Business activity is robust and certainly worth more than the current EV. Tekmira is entitled to single-digit royalties on net sales of the recently approved chemotherapeutic Marqibo (vinCRIStine sulfate LIPOSOME injection). The product, owned by Talon Therapeutics (TLON), was approved in 2H12 for 2nd-line Philadelphia chromosome negative (Ph-) acute lymphoblastic leukemia (ALL). Tekmira receives mid-single digit royalties on Marqibo sales (estimates for that drug are ~$100M at peak), so Marqibo alone could be worth around $5M annually to Tekmira. Also in oncology, Tekmira is moving its TKM-PLK1 into a Phase II trial in gastrointestinal carcinoid tumors, a relatively small indication but one with limited treatment options; the U.S. incidence of GIC tumors is approximately 10-15,000 annually. Considering this advancement, TKM-PLK1 has arguably taken the title of lead RNAi oncology candidate in clinical development.
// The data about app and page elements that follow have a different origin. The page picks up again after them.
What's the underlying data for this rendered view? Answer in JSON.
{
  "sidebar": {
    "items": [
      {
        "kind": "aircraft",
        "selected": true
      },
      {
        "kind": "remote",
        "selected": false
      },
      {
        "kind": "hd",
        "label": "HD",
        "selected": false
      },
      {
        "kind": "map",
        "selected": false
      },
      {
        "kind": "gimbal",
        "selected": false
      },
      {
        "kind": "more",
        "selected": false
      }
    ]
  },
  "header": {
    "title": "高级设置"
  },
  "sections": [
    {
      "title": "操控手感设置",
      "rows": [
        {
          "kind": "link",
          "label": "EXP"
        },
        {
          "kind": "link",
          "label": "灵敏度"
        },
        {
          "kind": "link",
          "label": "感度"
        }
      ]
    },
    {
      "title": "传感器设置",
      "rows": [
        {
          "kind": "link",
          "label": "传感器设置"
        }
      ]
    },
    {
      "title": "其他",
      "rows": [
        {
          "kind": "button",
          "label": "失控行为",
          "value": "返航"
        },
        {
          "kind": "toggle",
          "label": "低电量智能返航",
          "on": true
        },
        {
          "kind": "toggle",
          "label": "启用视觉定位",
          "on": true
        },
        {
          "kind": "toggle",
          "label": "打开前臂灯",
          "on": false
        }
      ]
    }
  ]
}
U.S.DoD development contracts for Ebola treatments were originally given to both Sarepta (SRPT) and Tekmira, but in September 2012 the DoD moved forward with Tekmira’s program alone, indicating that Tekmira now has the leading and only RNAi-based Ebola program in the U.S. The agency has demonstrated not only a willingness to test the RNAi possibility, but to back the program in full, an unexpected substantiation of RNAi from the U.S. government. As alluded to earlier, Tekmira and Alnylam settled a lawsuit in November of last year in which Tekmira had sued Alnylam for patent infringement regarding its LNP technology. The original lawsuit was for $1B, and it seemed Tekmira was willing to go down fighting (capital dipped dangerously low before the settlement). The settlement, however, has been largely favorable to Tekmira, which retains a financial stake in Alnylam’s clinical products (small milestones and royalties) and has access to 13 of Alnylam’s product licenses for in- or out-licensing. While not the billion dollar win that the company hoped for, Tekmira shored up its balance sheet and kept relations in order with its largest partner.
A very attractive valuation; one that either investors or pharma are likely to appreciate. Tekmira has collaborations and/or licenses in place with Alnylam, Merck (MRK), and Bristol Myers Squibb (BMY). The company hasn’t announced a new collaboration in over two years, we believe due to the 20 months spent on litigation with Alnylam. With that litigation out of the way and the patent situation regarding LNP clearly defined, we expect that Tekmira will once again become a sought after partner for companies looking for RNAi delivery.
We see three key reasons to be involved in Tekmira: 1) Cash per share of more than $3.00 and an EV of ~$20M means very limited downside; 2) Upcoming catalysts in Phase II data for ALN-TTR02, and trial initiations for VSP, PCS, Ebola, and PLK1; 3) A new pathway announcement this year that could pique the interests of investors, particularly if TKMR goes after an orphan indication; and 4) Possibility for partnerships with additional major drug companies now that the LNP litigation is out of the way. We expect that TKMR’s ~$20M EV will not last as investors focus on the value and potential value that this company has to offer. Alternatively, if the stock remains this cheap, perhaps a strategic investor will go after TKMR. For example, ALNY itself could simply acquire TKMR and never have to pay royalties or milestones to the company again, in addition to keeping its payload technology all to itself. TKMR has put in a strong support base around $4.20 (200D MA at $4.22), and we’re looking for a breakout back above $5.00 in the near-term as ALNY’s Phase II TTR02 top-line readout approaches.